Continue reading “What Causes Riots?”
Being poor is expensive. Not only do you have less money to get by with but everything also costs more. The secret to getting rich is in economies of scale and bulk buying, something the poor simply can’t afford. As they’re stuck trying to make ends meet day-to-day, they can’t invest in the future and so are stuck with false economies that cost them more in the long run. This is the source of the counter-intuitive saying that “You have to be rich to be poor.”
Whenever I tell people that I’m studying economics they usually ask me how to solve the recession or what to do about the banks. Each time I’m embarrassed over the fact that we have never even mentioned these issues in lectures. In my course I have basically been taught that the free market is the most efficient and best system in the world and trouble always results when it is interfered with. In my textbooks recessions are not mentioned, they do not happen. There is no explanation of unemployment, the biggest issue of our times. There is no mention of profit, the heart of capitalism. Nor do they talk about banks or money or advertising or how systems are guided by power relations. No mention is made of poverty, in effect ignoring three-quarters of the world.
Continue reading “What Economics Doesn’t Talk About”
There is a lot of debate over the minimum wage. An internet search of the topic will return with almost unanimous condemnation of it. It is blamed for unreasonably pushing wages too high and causing unemployment.
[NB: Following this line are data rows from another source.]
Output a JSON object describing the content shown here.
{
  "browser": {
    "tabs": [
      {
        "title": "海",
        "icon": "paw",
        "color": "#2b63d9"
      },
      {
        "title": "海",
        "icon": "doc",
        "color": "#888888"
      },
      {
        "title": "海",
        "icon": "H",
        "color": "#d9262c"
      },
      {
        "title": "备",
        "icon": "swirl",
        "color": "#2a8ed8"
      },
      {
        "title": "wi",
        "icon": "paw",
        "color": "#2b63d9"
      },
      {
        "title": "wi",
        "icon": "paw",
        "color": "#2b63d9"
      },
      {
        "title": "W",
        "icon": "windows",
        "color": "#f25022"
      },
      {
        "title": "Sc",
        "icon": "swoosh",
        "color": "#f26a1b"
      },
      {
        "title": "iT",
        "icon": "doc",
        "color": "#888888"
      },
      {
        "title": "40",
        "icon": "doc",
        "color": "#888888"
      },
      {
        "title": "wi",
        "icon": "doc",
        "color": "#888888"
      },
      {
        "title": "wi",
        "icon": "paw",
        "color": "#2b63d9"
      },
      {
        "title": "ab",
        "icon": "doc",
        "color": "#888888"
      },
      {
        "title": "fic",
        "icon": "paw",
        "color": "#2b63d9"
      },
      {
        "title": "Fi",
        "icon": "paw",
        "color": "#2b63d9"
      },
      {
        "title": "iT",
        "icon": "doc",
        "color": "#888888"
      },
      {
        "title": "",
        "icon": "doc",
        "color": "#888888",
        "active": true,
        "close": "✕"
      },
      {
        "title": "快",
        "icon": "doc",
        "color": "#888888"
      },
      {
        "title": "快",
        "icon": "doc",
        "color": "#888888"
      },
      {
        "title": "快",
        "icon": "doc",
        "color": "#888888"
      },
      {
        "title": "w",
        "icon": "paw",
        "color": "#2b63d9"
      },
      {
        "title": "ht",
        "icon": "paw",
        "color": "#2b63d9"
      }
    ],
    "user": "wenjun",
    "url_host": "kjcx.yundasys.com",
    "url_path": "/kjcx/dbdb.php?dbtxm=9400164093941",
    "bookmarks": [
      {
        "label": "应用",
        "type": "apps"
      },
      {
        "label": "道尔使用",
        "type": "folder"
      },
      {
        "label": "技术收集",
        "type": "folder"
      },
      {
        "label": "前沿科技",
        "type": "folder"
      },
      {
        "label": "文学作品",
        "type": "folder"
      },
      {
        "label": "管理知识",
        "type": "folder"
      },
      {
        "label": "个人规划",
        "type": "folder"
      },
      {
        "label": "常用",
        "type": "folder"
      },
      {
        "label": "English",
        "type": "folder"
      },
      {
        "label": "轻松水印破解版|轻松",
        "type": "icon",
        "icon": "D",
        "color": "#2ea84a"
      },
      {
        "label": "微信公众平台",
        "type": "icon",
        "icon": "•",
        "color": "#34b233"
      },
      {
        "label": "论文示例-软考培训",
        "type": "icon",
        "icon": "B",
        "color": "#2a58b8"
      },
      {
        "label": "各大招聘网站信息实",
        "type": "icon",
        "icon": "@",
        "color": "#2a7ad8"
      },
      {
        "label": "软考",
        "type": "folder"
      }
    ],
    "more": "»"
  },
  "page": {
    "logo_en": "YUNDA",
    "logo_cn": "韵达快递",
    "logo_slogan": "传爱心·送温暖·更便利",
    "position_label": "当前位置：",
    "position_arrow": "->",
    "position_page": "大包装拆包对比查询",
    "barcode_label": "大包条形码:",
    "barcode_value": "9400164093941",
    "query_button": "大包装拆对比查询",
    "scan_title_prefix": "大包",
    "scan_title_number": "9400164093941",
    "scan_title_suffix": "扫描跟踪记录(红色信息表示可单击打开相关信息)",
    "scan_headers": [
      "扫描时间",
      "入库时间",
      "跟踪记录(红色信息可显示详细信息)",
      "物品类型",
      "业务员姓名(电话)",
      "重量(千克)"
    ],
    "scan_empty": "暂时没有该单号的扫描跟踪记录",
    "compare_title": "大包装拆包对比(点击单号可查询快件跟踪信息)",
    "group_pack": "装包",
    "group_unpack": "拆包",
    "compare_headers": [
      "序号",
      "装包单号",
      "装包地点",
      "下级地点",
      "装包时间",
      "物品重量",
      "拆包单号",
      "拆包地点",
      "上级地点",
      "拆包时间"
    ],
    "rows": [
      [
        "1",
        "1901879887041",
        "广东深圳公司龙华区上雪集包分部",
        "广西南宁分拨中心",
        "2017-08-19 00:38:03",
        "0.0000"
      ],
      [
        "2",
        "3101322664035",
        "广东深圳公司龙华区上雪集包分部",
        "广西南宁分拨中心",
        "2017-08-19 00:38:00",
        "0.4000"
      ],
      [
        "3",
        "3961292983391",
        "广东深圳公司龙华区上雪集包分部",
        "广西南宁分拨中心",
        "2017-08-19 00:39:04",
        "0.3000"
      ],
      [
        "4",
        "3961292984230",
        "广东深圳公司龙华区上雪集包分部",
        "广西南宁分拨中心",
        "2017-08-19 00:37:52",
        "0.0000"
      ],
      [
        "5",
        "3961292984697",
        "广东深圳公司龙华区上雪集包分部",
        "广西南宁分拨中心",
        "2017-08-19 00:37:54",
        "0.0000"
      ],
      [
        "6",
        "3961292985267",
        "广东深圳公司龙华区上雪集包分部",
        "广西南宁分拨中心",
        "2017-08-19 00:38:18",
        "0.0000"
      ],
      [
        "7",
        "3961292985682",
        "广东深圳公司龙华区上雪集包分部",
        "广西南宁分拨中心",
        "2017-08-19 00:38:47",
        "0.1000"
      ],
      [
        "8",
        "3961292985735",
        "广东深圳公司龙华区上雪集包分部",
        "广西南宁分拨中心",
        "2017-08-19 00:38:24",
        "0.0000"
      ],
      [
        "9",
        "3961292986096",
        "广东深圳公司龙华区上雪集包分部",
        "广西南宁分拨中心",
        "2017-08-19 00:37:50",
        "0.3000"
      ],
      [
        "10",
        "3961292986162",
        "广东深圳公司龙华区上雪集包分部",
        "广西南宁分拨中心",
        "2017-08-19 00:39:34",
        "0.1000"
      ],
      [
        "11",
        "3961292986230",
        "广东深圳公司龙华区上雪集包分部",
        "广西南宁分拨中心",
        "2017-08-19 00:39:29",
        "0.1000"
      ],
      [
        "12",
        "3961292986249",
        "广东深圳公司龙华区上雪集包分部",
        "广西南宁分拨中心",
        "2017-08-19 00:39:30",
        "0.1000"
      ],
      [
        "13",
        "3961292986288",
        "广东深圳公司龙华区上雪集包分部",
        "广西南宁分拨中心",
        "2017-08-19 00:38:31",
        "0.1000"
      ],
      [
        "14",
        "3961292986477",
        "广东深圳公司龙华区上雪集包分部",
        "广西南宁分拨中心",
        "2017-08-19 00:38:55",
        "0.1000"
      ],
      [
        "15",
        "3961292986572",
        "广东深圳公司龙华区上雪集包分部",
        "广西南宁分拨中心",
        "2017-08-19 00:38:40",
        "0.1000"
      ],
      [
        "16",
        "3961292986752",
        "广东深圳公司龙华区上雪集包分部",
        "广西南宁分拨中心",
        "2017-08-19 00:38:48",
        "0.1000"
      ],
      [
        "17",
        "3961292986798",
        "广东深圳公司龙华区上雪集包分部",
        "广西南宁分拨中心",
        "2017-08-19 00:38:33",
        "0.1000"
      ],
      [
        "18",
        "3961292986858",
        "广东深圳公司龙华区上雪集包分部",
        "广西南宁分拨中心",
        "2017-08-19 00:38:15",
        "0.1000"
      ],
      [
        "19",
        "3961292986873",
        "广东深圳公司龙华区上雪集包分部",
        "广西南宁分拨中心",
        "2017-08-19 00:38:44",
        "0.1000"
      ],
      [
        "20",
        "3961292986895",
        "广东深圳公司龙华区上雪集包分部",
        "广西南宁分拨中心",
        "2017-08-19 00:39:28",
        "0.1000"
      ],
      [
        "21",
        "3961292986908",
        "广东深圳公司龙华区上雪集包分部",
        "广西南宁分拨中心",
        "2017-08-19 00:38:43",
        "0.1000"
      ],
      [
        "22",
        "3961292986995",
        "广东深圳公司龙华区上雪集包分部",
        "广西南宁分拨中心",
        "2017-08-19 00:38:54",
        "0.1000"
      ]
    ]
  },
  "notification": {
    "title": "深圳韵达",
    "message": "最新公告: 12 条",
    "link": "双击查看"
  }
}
It is decried as a major cause of economic problems rather than the solution. However, these arguments are based upon over simplified ideas and graphs. Now, most of them look nice and are easy to understand, but they should be judged on how well they describe the real world. The simple fact is they don’t really. Continue reading “The Advantage Of The Minimum Wage”
It is often claimed that this recession is hitting all of us. It is said that the rich suffer just as much as anyone else, if not more. It is argued that we all must make a sacrifice as we are all in this together. However this simply isn’t true. In fact this crisis is resulting in even further increases in the gap between rich and poor. Inequality and poverty are rising to even higher heights. Austerity is making the poor suffer the most while leaving the rich untouched. Quite simply the rich are getting richer while the poor are getting poorer. Continue reading “Rich Get Richer – Poor Get Poorer”
I have just finished reading How Rich Countries Got Rich . . . And Why Poor Countries Stay Poor by Erik Reinert. The book is interesting for it engages what should be the main question of economics, why are some countries rich and other countries poor? This crucial question is woefully under researched and barely discussed in mainstream economics. I have completed two years of economics study in university without yet having heard an explanation for this phenomenon.
Reinert’s main argument is that the wealth of a nation is based upon the economic activities it specialises in. Poor countries are poor because they specialise in agriculture and the production of raw materials. This is an economic dead end as it does not allow for increases in productivity or innovation, which is how countries get rich. On the other hand, rich countries got rich by industrialising and building up a manufacturing base. Continue reading “How Rich Countries Got Rich . . . And Why Poor Countries Stay Poor”